Book Series Transcultural Medieval Studies, vol. 2

Writing the Twilight

The Arabic Poetics of Ageing in Medieval Sicily and al-Andalus

Nicola Carpentieri

  • Pages: approx. 185 p.
  • Size:156 x 234 mm
  • Language(s):English, Arabic
  • Publication Year:2023

  • ISBN: 978-2-503-60053-6
  • Hardback
  • Forthcoming (Sep/23)



Nicola Carpentieri graduated summa sum laude from Ca' Foscari University and obtained his Ph.D. from Harvard University in 2012. He is the author of over 60 titles between peer-reviewed articles, edited volumes, scholarly editions and book reviews. He has been the recipient of numerous grants and awards, and has been an invited speaker at prestigious venues such as Harvard, Brown and Humboldt university. He currently works at the University of Padova, Italy.


In the eleventh century, as Muslim sovereignty in the Western Mediterranean was eroded by both internal divisions and external attacks, Sicily fell to the Normans. At the same time, al-Andalus fragmented into a series of small kingdoms that were then picked off by powerful conquerors. Against this backdrop, Arabic poets made use of their craft to try and explain the changes in their world. Among them were the Andalusian Abū Ishāq and the Sicilian Ibn Hamdīs, both of whom wrote vividly about their own ageing and mortality, as well as about the broader twilight of the worlds they knew.

Taking these two protagonists as its starting point, this extraordinary volume explores how Abū Ishāq and Ibn Hamdīs, despite their different locations, both made use of poetry. For them, it was a tool to confront their morality, lament their own physical decay, and appeal to their age and experience, as well as a way of juxtaposing their concerns with the political and social dismemberment of their wider societies and the need for a restoration of world order.
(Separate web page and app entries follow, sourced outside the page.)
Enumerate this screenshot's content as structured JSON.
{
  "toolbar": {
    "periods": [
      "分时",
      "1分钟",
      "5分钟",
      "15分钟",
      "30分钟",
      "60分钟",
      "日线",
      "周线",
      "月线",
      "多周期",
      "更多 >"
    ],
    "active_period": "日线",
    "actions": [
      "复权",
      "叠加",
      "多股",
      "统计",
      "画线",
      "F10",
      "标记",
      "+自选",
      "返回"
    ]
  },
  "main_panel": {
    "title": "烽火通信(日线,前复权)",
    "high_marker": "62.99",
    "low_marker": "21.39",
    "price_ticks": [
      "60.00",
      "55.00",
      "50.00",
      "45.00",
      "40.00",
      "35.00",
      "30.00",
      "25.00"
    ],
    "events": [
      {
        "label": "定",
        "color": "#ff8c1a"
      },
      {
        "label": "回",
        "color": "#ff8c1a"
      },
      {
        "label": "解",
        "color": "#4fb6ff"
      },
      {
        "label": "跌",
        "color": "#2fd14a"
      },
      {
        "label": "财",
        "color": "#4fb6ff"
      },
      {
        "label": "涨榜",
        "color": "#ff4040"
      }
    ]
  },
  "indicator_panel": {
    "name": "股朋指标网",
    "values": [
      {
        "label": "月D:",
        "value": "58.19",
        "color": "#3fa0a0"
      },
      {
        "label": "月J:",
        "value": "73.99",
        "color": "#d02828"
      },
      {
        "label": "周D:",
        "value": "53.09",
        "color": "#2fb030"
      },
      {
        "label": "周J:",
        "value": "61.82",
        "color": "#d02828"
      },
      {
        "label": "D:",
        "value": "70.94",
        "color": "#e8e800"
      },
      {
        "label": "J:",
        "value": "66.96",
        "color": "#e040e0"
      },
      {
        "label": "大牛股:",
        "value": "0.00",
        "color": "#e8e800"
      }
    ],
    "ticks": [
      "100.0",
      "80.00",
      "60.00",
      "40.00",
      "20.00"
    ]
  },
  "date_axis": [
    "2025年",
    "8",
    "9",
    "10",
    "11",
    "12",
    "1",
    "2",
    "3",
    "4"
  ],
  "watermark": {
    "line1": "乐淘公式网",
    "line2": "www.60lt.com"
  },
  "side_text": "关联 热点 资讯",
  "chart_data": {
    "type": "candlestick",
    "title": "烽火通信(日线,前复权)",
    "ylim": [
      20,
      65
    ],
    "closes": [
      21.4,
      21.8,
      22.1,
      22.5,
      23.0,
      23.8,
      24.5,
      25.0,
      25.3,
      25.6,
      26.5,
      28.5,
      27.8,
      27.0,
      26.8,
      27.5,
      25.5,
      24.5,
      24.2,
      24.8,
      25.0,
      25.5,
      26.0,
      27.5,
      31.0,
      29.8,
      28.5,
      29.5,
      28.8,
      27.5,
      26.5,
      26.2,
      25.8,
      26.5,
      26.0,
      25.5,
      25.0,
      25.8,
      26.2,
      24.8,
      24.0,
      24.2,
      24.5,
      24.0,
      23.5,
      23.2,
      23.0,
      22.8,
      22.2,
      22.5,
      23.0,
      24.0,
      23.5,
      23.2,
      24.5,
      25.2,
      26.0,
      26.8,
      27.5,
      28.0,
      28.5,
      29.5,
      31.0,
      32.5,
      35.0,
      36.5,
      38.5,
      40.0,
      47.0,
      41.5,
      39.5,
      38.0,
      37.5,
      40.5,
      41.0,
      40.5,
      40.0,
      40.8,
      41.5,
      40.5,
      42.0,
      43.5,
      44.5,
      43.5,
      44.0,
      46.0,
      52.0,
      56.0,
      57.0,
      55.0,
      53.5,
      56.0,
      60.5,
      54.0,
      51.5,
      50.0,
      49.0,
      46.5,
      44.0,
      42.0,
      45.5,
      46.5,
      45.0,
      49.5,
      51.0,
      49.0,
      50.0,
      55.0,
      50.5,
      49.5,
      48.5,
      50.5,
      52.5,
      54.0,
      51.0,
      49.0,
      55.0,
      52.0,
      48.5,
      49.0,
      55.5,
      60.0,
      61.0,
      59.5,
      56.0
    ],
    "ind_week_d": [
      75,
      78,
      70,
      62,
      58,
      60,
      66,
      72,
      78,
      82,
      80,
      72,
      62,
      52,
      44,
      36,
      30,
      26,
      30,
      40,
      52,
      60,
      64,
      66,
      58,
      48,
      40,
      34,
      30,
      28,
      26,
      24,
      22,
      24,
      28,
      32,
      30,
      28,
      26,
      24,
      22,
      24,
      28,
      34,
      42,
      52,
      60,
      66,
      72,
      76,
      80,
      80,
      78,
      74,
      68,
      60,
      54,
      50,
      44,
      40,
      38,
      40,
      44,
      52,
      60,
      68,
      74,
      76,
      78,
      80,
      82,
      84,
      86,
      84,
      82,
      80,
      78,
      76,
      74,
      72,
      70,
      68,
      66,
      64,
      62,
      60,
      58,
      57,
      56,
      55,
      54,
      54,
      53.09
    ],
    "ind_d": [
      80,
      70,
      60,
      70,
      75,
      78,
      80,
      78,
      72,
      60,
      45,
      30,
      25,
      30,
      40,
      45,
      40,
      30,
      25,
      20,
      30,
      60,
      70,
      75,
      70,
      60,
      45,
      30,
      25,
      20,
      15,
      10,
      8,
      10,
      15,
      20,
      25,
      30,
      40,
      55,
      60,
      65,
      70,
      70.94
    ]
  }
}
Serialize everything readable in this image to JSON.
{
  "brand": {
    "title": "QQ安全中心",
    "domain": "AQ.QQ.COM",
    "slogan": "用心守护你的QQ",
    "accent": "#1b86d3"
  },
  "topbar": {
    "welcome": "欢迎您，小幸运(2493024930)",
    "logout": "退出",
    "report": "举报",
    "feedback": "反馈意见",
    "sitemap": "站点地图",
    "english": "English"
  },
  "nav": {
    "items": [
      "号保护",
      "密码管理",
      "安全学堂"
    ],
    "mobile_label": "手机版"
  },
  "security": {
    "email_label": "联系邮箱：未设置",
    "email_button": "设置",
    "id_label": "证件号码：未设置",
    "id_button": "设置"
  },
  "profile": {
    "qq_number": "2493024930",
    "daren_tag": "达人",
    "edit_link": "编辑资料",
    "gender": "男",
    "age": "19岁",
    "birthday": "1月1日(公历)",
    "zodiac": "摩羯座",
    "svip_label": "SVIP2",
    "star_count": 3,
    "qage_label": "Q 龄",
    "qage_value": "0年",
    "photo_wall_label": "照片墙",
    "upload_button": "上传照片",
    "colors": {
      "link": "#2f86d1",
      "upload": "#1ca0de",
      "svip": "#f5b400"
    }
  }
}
The result is also a broader discussion of the relationship between poetry and politics in Maghribī Islam, and a reminder of poetry’s importance as a medium to engage with the world.



Introduction. A Poetics of Ageing
I. Arabic Poetry of Old Age: Sources and State-of-the-Art
II. Structure of the Book

Chapter One.The Twilight of Arabo-Muslim Hegemony in the West. The Rise of Abū Isḥāq and Ibn Ḥamdīs as Political Poets
I. Abū Isḥāq: From the Collapse of the Umayyad Caliphate to the Rise of the Taifas
II. From Elvira to Granada: Abū Isḥāq’s Rise as a Public Persona
III. Abū Isḥāq’s Last Years: His Invective Against the Jews of Granada
IV. Ibn Ḥamdīs: A Privileged Upbringing
V. Leaving Sicily
VI. Ibn Ḥamdīs’s Life in al-Andalus: A ‘Sicilian’ Poet?
VII. On the Road Again
VIII. Growing Old in North Africa: ‘Fitna’ and the End of Muslim Sicily
IX. The Last Days of Ibn Ḥamdīs: Fleeting Revenge and Hopes for Revival

Chapter Two. The Poetics of Ageing: Al-Shayb wa-l-shabāb as a Poetic Motif
I. Critical Sources: Medieval Arabic Critics on al-shayb wa-l-shabāb
II. Al-Sharīf al-Murtaḍā: The Allure of Old Age and the Idea of ‘Thematic Displacement’
III. Abū Isḥāq: Old Age as Asceticism
IV. Ibn Ḥamdīs: A Strategic Use of Old Age Verse

Chapter Three.  A Poetics of Loss: The Elegies
I. Abū Isḥāq: The Elegy to his Wife 
II. Ibn Ḥamdīs: The Elegy to his Wife
III. The Cycle of Jawhara
IV. The Elegy to al-Fihrī
V. The Elegy to his Daughter

Chapter Four. The Poetics of Withdrawal: Ascetic Verse
I. Withdrawal or Engagement?
II. Abū Isḥāq’s Zuhd: A Late Poetics of Contrasts
III. Ibn Ḥamdīs: Withdrawal and Nostalgia
IV. Abū Isḥāq’s zuhd and Ibn Ḥamdīs’s zuhd


Appendix A: Index of Poems